╭─ SUPPLIED MATERIAL
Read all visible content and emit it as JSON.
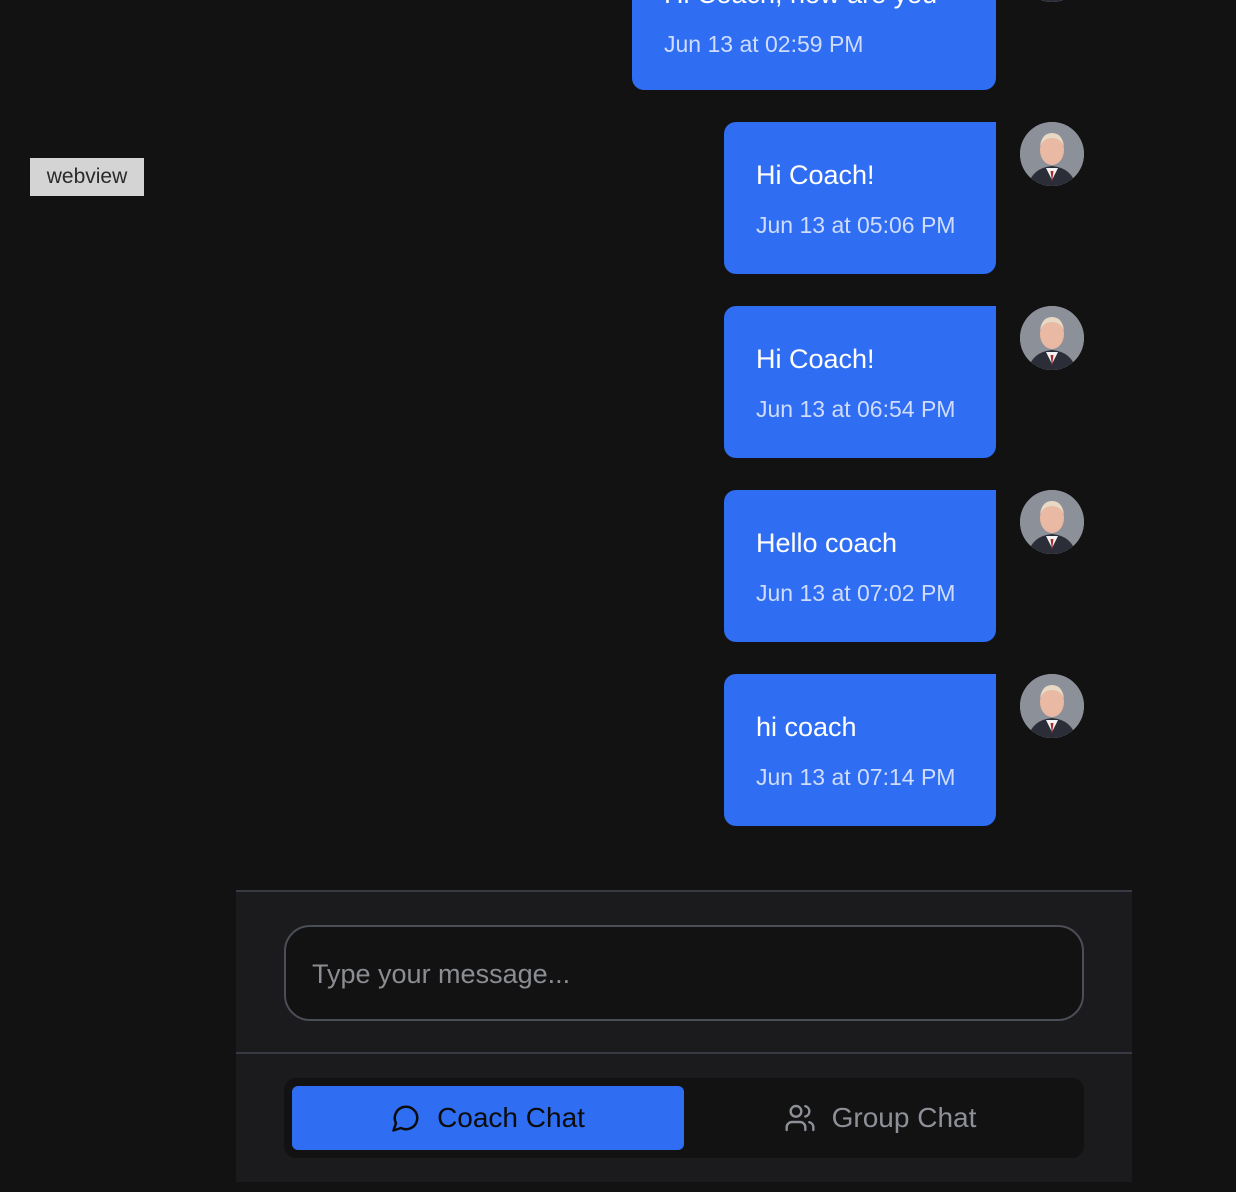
{
  "webview_label": "webview",
  "messages": [
    {
      "text": "Hi Coach, how are you",
      "time": "Jun 13 at 02:59 PM"
    },
    {
      "text": "Hi Coach!",
      "time": "Jun 13 at 05:06 PM"
    },
    {
      "text": "Hi Coach!",
      "time": "Jun 13 at 06:54 PM"
    },
    {
      "text": "Hello coach",
      "time": "Jun 13 at 07:02 PM"
    },
    {
      "text": "hi coach",
      "time": "Jun 13 at 07:14 PM"
    }
  ],
  "composer": {
    "placeholder": "Type your message..."
  },
  "tabs": {
    "coach_label": "Coach Chat",
    "coach_icon": "message-circle-icon",
    "group_label": "Group Chat",
    "group_icon": "users-icon"
  },
  "colors": {
    "background": "#121213",
    "bubble": "#2f6ef2",
    "accent": "#2f6ef2"
  }
}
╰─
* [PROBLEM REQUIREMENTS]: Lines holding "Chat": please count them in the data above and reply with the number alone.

* [SOLUTION]: 2